━━━━━ Supplied data

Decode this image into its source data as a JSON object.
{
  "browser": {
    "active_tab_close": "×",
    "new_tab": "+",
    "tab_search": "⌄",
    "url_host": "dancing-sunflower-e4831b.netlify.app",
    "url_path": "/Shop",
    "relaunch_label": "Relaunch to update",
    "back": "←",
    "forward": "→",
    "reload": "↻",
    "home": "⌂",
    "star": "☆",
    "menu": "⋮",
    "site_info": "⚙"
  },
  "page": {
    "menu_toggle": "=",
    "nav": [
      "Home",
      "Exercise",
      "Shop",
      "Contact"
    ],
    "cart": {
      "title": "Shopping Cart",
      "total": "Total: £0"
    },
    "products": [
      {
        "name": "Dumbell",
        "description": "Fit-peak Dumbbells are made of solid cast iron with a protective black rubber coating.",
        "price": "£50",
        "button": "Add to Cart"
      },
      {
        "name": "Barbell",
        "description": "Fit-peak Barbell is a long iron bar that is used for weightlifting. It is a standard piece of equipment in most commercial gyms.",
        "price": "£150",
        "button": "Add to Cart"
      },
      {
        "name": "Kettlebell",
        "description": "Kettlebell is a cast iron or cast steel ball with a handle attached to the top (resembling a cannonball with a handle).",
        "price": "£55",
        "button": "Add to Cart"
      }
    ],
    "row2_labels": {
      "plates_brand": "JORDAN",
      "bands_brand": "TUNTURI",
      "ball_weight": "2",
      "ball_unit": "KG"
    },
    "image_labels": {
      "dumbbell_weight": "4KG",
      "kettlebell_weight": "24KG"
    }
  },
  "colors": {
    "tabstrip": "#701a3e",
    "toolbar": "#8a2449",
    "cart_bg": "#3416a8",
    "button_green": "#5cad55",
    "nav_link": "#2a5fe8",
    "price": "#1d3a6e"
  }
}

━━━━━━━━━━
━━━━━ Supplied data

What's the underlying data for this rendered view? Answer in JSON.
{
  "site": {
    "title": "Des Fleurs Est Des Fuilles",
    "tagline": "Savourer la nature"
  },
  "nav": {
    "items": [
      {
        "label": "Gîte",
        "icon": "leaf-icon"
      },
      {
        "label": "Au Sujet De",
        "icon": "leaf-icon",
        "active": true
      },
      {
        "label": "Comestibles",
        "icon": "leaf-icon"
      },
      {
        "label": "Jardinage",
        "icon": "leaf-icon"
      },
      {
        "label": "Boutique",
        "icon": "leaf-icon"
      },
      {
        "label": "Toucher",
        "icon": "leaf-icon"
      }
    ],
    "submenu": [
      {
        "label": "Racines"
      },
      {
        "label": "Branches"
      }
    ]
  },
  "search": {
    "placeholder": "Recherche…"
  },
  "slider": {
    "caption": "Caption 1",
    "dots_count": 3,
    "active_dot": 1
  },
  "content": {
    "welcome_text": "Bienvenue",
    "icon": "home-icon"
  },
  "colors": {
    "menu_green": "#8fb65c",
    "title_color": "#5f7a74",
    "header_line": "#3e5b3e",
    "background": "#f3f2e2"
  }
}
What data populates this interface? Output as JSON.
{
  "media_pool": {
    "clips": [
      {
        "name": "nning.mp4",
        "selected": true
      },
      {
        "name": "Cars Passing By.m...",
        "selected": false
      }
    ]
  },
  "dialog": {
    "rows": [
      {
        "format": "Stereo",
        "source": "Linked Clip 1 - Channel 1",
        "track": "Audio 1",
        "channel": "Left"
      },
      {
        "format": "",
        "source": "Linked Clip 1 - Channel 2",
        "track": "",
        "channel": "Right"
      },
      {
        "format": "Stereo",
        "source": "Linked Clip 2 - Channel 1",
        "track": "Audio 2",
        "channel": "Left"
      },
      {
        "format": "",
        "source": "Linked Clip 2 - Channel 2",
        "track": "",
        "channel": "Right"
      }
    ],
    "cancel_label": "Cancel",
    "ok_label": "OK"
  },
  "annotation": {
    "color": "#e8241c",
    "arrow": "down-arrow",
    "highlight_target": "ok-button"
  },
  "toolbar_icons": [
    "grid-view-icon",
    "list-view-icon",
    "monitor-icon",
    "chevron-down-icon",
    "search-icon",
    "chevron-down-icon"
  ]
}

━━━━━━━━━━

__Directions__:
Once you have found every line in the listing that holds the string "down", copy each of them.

__Answer__:
    "arrow": "down-arrow",
    "chevron-down-icon",
    "chevron-down-icon"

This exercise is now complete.